SUNY resolution to protect interns not adopted by Geneseo

The State University of New York Executive Committee Student Assembly in Albany unanimously passed a resolution to improve the supervision of unpaid interns who receive college credit.

Three SUNY schools—Cobleskill, Oneonta and College of Technology at Delhi—are already implementing this resolution as of October—which Geneseo has not yet received, according to Associate Director for Internship Opportunities Rob DiCarlo.

“All it does is promote the idea of best practice for internships,” DiCarlo said. According to DiCarlo, “best practice” refers to internships that are registered for credit, involve academic and meaningful work, document hours and give periodic feedback and evaluation.

In the ideal internship that this resolution advocates for, the student works enough to learn, but not so much that they are replacing paid labor. Geneseo has practices in place—such as contracts and supervision—to ensure this balance, according to DiCarlo.

“I don’t want to minimize its importance but when resolutions get passed, it’s for things that everyone would support anyway,” DiCarlo said.
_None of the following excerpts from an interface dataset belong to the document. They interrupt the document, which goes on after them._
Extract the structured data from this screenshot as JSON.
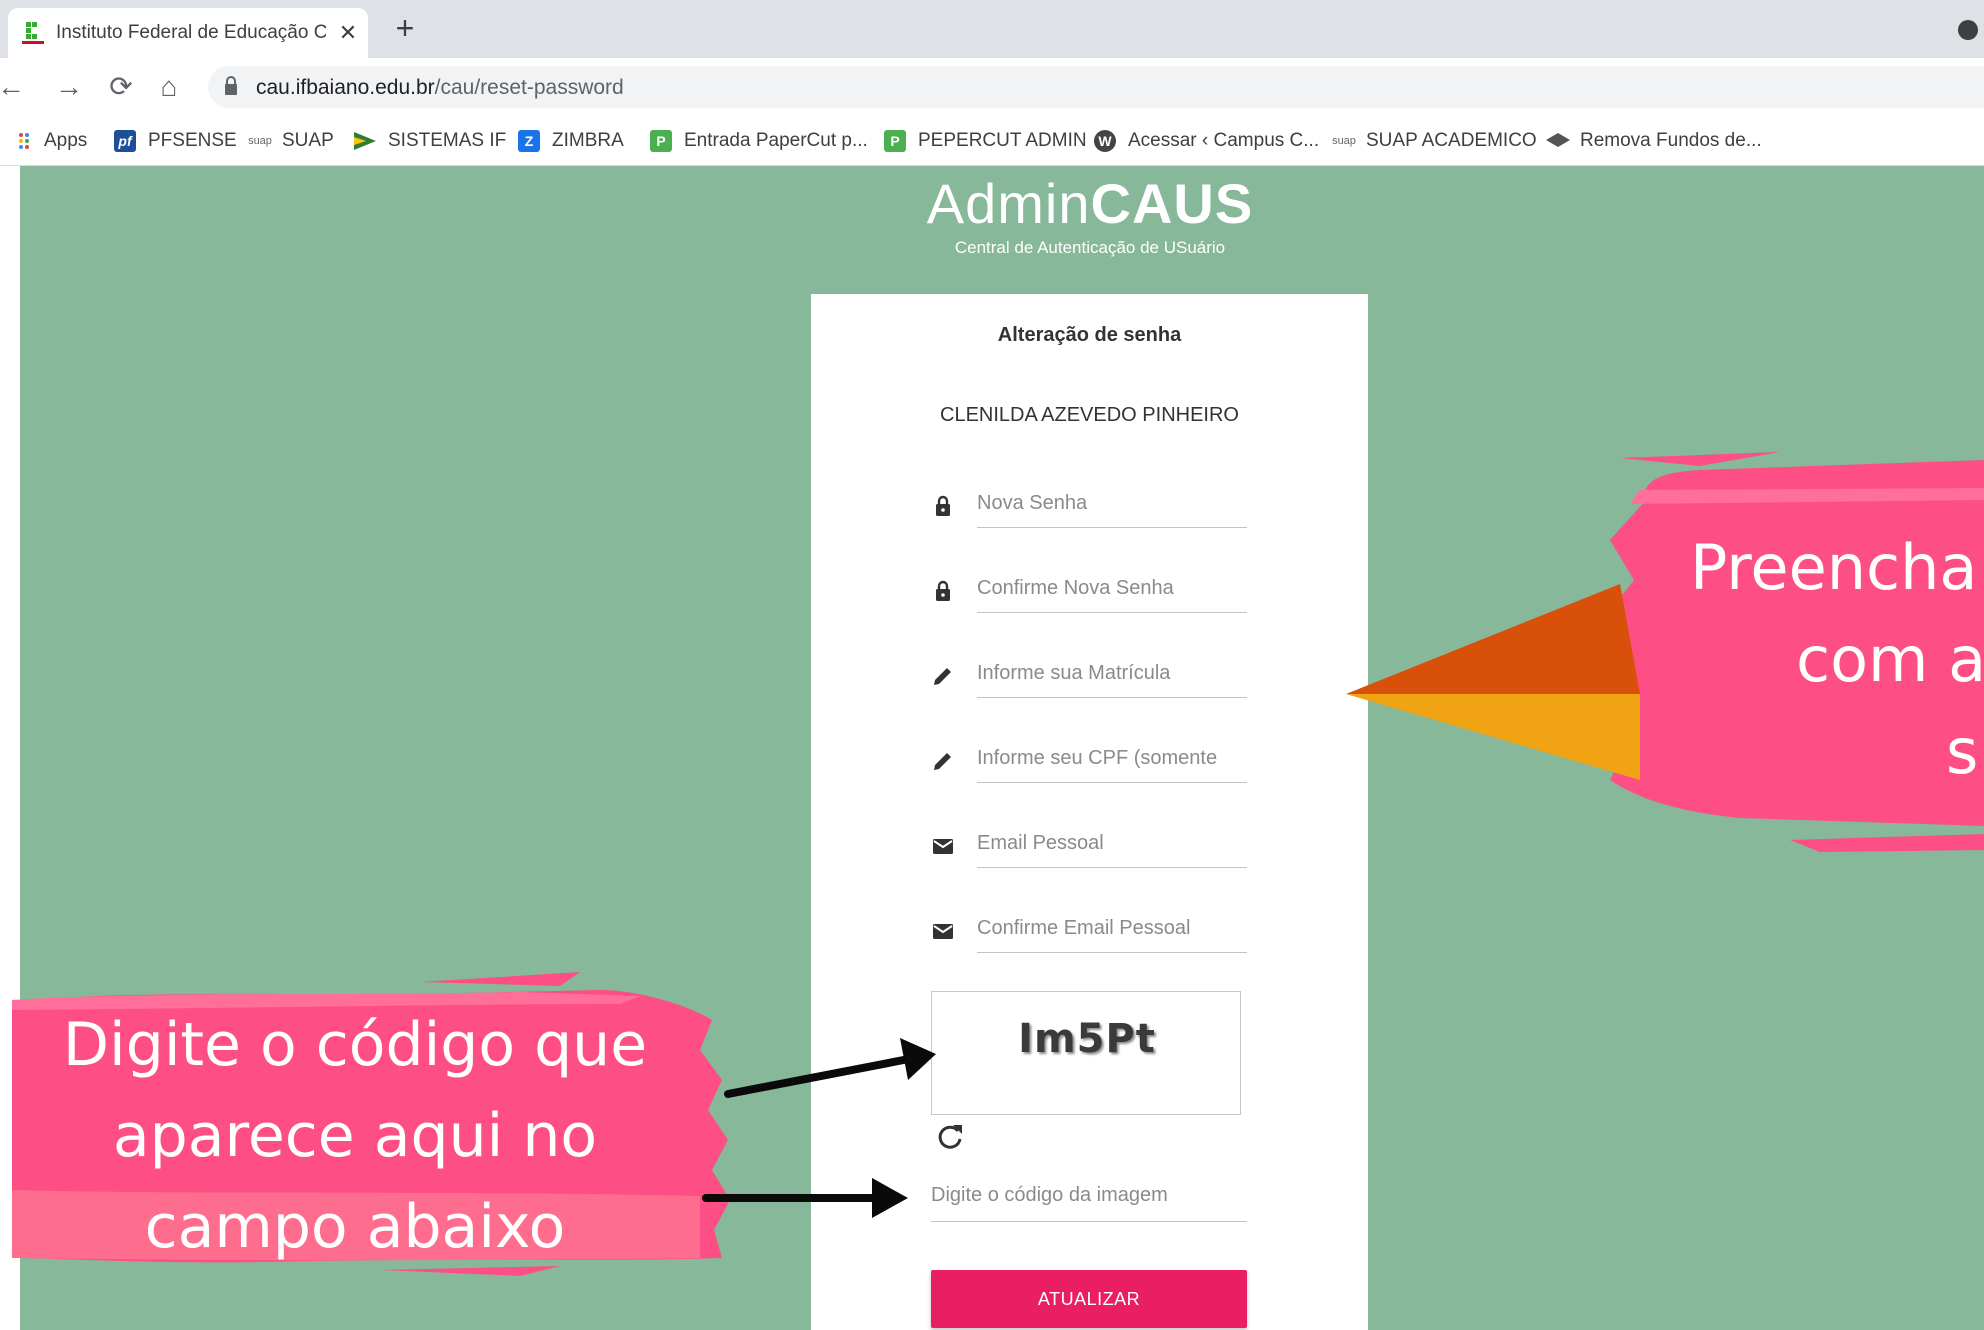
{
  "browser": {
    "tab_title": "Instituto Federal de Educação Ciê",
    "tab_close": "✕",
    "new_tab": "+",
    "url_domain": "cau.ifbaiano.edu.br",
    "url_path": "/cau/reset-password",
    "bookmarks": [
      {
        "label": "Apps",
        "icon": "apps-grid-icon"
      },
      {
        "label": "PFSENSE",
        "icon": "pfsense-icon"
      },
      {
        "label": "SUAP",
        "icon": "suap-icon"
      },
      {
        "label": "SISTEMAS IF",
        "icon": "sistemas-if-icon"
      },
      {
        "label": "ZIMBRA",
        "icon": "zimbra-icon"
      },
      {
        "label": "Entrada PaperCut p...",
        "icon": "papercut-icon"
      },
      {
        "label": "PEPERCUT ADMIN",
        "icon": "papercut-icon"
      },
      {
        "label": "Acessar ‹ Campus C...",
        "icon": "wordpress-icon"
      },
      {
        "label": "SUAP ACADEMICO",
        "icon": "suap-icon"
      },
      {
        "label": "Remova Fundos de...",
        "icon": "removebg-icon"
      }
    ]
  },
  "brand": {
    "title_light": "Admin",
    "title_bold": "CAUS",
    "subtitle": "Central de Autenticação de USuário"
  },
  "form": {
    "title": "Alteração de senha",
    "user_name": "CLENILDA AZEVEDO PINHEIRO",
    "fields": [
      {
        "placeholder": "Nova Senha",
        "icon": "lock-icon"
      },
      {
        "placeholder": "Confirme Nova Senha",
        "icon": "lock-icon"
      },
      {
        "placeholder": "Informe sua Matrícula",
        "icon": "pencil-icon"
      },
      {
        "placeholder": "Informe seu CPF (somente",
        "icon": "pencil-icon"
      },
      {
        "placeholder": "Email Pessoal",
        "icon": "mail-icon"
      },
      {
        "placeholder": "Confirme Email Pessoal",
        "icon": "mail-icon"
      }
    ],
    "captcha_code": "Im5Pt",
    "captcha_placeholder": "Digite o código da imagem",
    "submit_label": "ATUALIZAR"
  },
  "annotations": {
    "left_lines": [
      "Digite o código que",
      "aparece aqui no",
      "campo abaixo"
    ],
    "right_lines": [
      "Preencha",
      "com a",
      "s"
    ],
    "colors": {
      "pink": "#fd4f86",
      "orange": "#d9500b",
      "yellow": "#f0a414"
    }
  },
  "colors": {
    "page_bg": "#86b899",
    "button": "#e91e63"
  }
}
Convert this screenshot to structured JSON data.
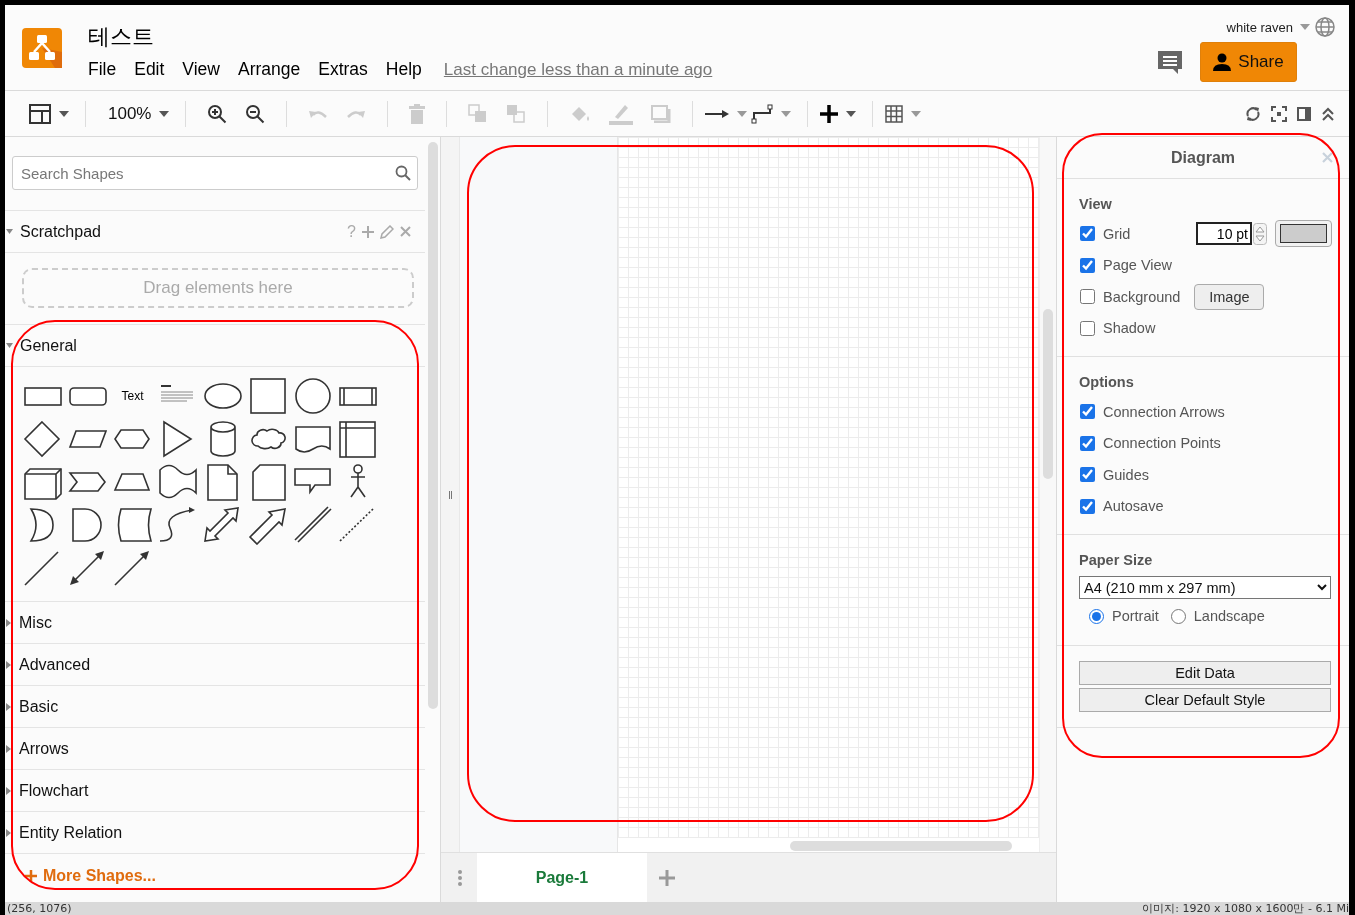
{
  "app": {
    "title": "테스트",
    "menu": [
      "File",
      "Edit",
      "View",
      "Arrange",
      "Extras",
      "Help"
    ],
    "last_change": "Last change less than a minute ago",
    "user": "white raven",
    "share_label": "Share"
  },
  "toolbar": {
    "zoom": "100%"
  },
  "sidebar": {
    "search": {
      "placeholder": "Search Shapes"
    },
    "scratchpad": {
      "label": "Scratchpad",
      "help": "?",
      "drop_hint": "Drag elements here"
    },
    "highlighted": true,
    "general": {
      "label": "General",
      "expanded": true,
      "shapes": [
        {
          "kind": "rect"
        },
        {
          "kind": "rounded"
        },
        {
          "kind": "text",
          "label": "Text"
        },
        {
          "kind": "heading"
        },
        {
          "kind": "ellipse"
        },
        {
          "kind": "square"
        },
        {
          "kind": "circle"
        },
        {
          "kind": "process"
        },
        {
          "kind": "diamond"
        },
        {
          "kind": "parallelogram"
        },
        {
          "kind": "hexagon"
        },
        {
          "kind": "triangle"
        },
        {
          "kind": "cylinder"
        },
        {
          "kind": "cloud"
        },
        {
          "kind": "document"
        },
        {
          "kind": "storage"
        },
        {
          "kind": "cube"
        },
        {
          "kind": "step"
        },
        {
          "kind": "trapezoid"
        },
        {
          "kind": "tape"
        },
        {
          "kind": "note"
        },
        {
          "kind": "card"
        },
        {
          "kind": "callout"
        },
        {
          "kind": "actor"
        },
        {
          "kind": "crescent"
        },
        {
          "kind": "delay"
        },
        {
          "kind": "datastore"
        },
        {
          "kind": "curve"
        },
        {
          "kind": "bidirarrow"
        },
        {
          "kind": "arrow"
        },
        {
          "kind": "link"
        },
        {
          "kind": "dashed"
        },
        {
          "kind": "line"
        },
        {
          "kind": "biconnector"
        },
        {
          "kind": "connector"
        }
      ]
    },
    "sections": [
      {
        "label": "Misc",
        "expanded": false
      },
      {
        "label": "Advanced",
        "expanded": false
      },
      {
        "label": "Basic",
        "expanded": false
      },
      {
        "label": "Arrows",
        "expanded": false
      },
      {
        "label": "Flowchart",
        "expanded": false
      },
      {
        "label": "Entity Relation",
        "expanded": false
      }
    ],
    "more_shapes": "More Shapes..."
  },
  "canvas": {
    "highlighted": true
  },
  "pages": {
    "tabs": [
      {
        "label": "Page-1",
        "selected": true
      }
    ]
  },
  "format_panel": {
    "title": "Diagram",
    "highlighted": true,
    "view": {
      "heading": "View",
      "options": [
        {
          "label": "Grid",
          "checked": true,
          "kind": "grid",
          "size": "10 pt",
          "color": "#cccccc"
        },
        {
          "label": "Page View",
          "checked": true,
          "kind": "plain"
        },
        {
          "label": "Background",
          "checked": false,
          "kind": "button",
          "button": "Image"
        },
        {
          "label": "Shadow",
          "checked": false,
          "kind": "plain"
        }
      ]
    },
    "options": {
      "heading": "Options",
      "items": [
        {
          "label": "Connection Arrows",
          "checked": true
        },
        {
          "label": "Connection Points",
          "checked": true
        },
        {
          "label": "Guides",
          "checked": true
        },
        {
          "label": "Autosave",
          "checked": true
        }
      ]
    },
    "paper": {
      "heading": "Paper Size",
      "size": "A4 (210 mm x 297 mm)",
      "orientations": [
        {
          "label": "Portrait",
          "selected": true
        },
        {
          "label": "Landscape",
          "selected": false
        }
      ]
    },
    "buttons": [
      "Edit Data",
      "Clear Default Style"
    ]
  },
  "status_bar": {
    "left": "(256, 1076)",
    "right": "이미지: 1920 x 1080 x 1600만 - 6.1 Mi"
  }
}
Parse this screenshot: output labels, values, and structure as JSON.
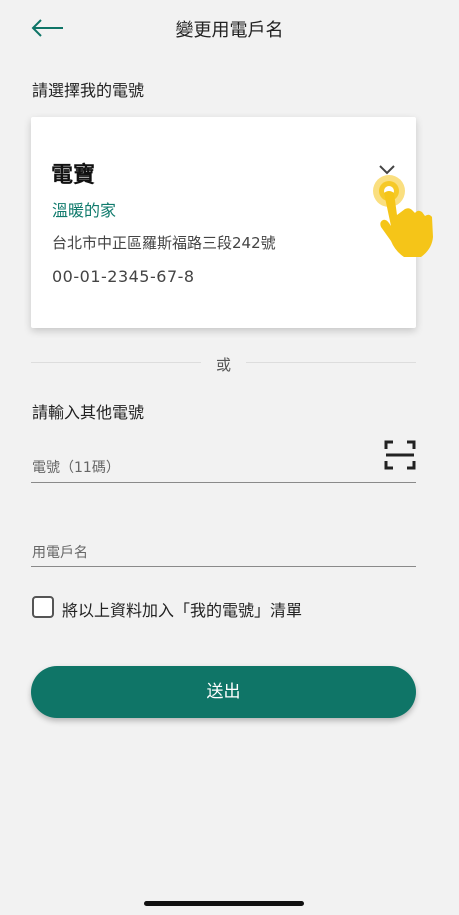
{
  "header": {
    "title": "變更用電戶名"
  },
  "my_meter": {
    "section_label": "請選擇我的電號",
    "card": {
      "name": "電寶",
      "nickname": "溫暖的家",
      "address": "台北市中正區羅斯福路三段242號",
      "account": "00-01-2345-67-8"
    }
  },
  "divider": {
    "or_label": "或"
  },
  "other_meter": {
    "section_label": "請輸入其他電號",
    "meter_placeholder": "電號（11碼）",
    "name_placeholder": "用電戶名"
  },
  "save_checkbox": {
    "label": "將以上資料加入「我的電號」清單",
    "checked": false
  },
  "submit": {
    "label": "送出"
  },
  "colors": {
    "accent": "#0f7567",
    "nickname": "#0f7a6c",
    "background": "#f2f2f2"
  },
  "icons": {
    "back": "arrow-left-icon",
    "dropdown": "chevron-down-icon",
    "scan": "scan-icon",
    "hint": "tap-hand-icon"
  }
}
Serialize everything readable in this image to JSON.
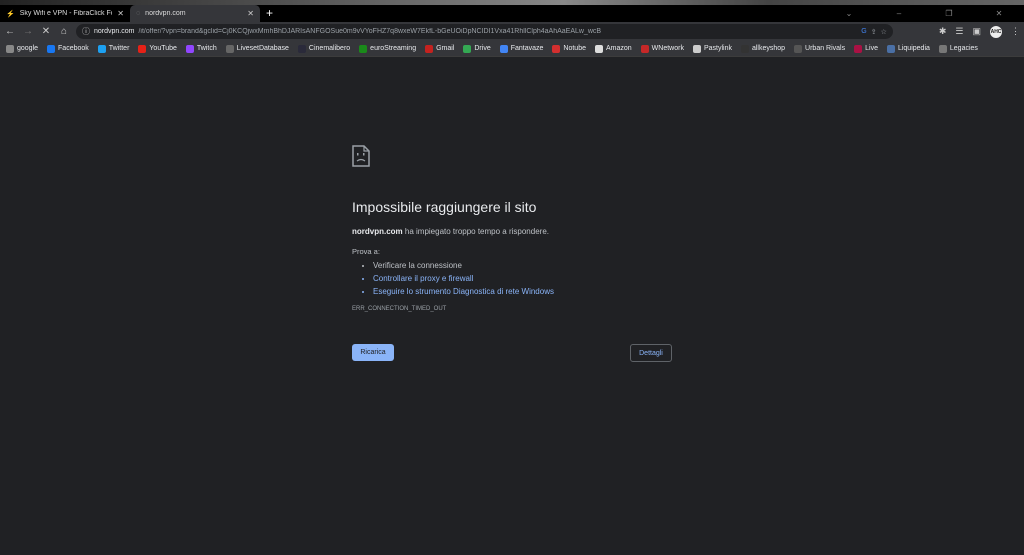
{
  "tabs": [
    {
      "title": "Sky Wifi e VPN - FibraClick Forum",
      "icon": "bolt-icon",
      "active": false
    },
    {
      "title": "nordvpn.com",
      "icon": "loading-spinner-icon",
      "active": true
    }
  ],
  "omnibox": {
    "host": "nordvpn.com",
    "path": "/it/offer/?vpn=brand&gclid=Cj0KCQjwxMmhBhDJARIsANFGOSue0m9vVYoFHZ7q8wxeW7EkfL-bGeUOiDpNCIDI1Vxa41RhllClph4aAhAaEALw_wcB"
  },
  "profile": {
    "initials": "AHC"
  },
  "bookmarks": [
    {
      "label": "google",
      "color": "#888"
    },
    {
      "label": "Facebook",
      "color": "#1877f2"
    },
    {
      "label": "Twitter",
      "color": "#1da1f2"
    },
    {
      "label": "YouTube",
      "color": "#e62117"
    },
    {
      "label": "Twitch",
      "color": "#9146ff"
    },
    {
      "label": "LivesetDatabase",
      "color": "#666"
    },
    {
      "label": "Cinemalibero",
      "color": "#2a2a3a"
    },
    {
      "label": "euroStreaming",
      "color": "#1a8a1a"
    },
    {
      "label": "Gmail",
      "color": "#c5221f"
    },
    {
      "label": "Drive",
      "color": "#34a853"
    },
    {
      "label": "Fantavaze",
      "color": "#4285f4"
    },
    {
      "label": "Notube",
      "color": "#d32f2f"
    },
    {
      "label": "Amazon",
      "color": "#ddd"
    },
    {
      "label": "WNetwork",
      "color": "#c62828"
    },
    {
      "label": "Pastylink",
      "color": "#ccc"
    },
    {
      "label": "allkeyshop",
      "color": "#333"
    },
    {
      "label": "Urban Rivals",
      "color": "#555"
    },
    {
      "label": "Live",
      "color": "#a14"
    },
    {
      "label": "Liquipedia",
      "color": "#4a6fa5"
    },
    {
      "label": "Legacies",
      "color": "#777"
    }
  ],
  "error": {
    "title": "Impossibile raggiungere il sito",
    "host": "nordvpn.com",
    "desc": " ha impiegato troppo tempo a rispondere.",
    "try": "Prova a:",
    "suggestions": [
      "Verificare la connessione",
      "Controllare il proxy e firewall",
      "Eseguire lo strumento Diagnostica di rete Windows"
    ],
    "code": "ERR_CONNECTION_TIMED_OUT",
    "reload": "Ricarica",
    "details": "Dettagli"
  }
}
This resolution falls in line with national standards to ensure a productive internship experience.

This resolution—if adopted by Geneseo—will reinforce the actions already taken to protect interns’ best interests through the Department of Career Development.

“I think it’s really important that the school takes initiative to make sure our internships are actually worth the credit hours we get for them, especially the unpaid ones,” junior Gina Girardi said. “Companies get away with overworking the interns and they end up doing busy work that no one else wants to do.”

“It would really probably fall to me in my office,” DiCarlo said. “From what I’ve seen of the resolution, it doesn’t ask us to do anything that we’re not already doing.”

“Geneseo students—especially if they are taking an internship for credit—are generally going to want to put their best effort into it,” College Communications intern junior Megan Tomaszewski said. “If you’re not getting something out of it I feel like … you are going to say something and figure out how to make the experience better.”

Students do have the option to speak up at the Department of Career Development; the office also holds more official regulations to ensure fair treatment.

“It’s good that the students are concerned about this because there’s times when interns are being taken advantage of by their employer and that’s when the learning contract comes into play,” DiCarlo said.

Many students take on internships without registering for credit and therefore would not receive the benefits of this program. DiCarlo explained that if the resolution gets adopted, students would be more likely to academically register for internships, even if they do not need the credit.

He added that he is currently working on introducing an option for students to register for zero-credit internships. That way, they could benefit from the regulation and services Geneseo could provide even if they do not want or need the academic credit.

According to DiCarlo, internships are “supposed to be for the benefit of the student,” with the employer benefitting as a side effect of the intern gaining knowledge and skill.

“We want internships to be educational and purposeful, not just free labor for employers,” he said.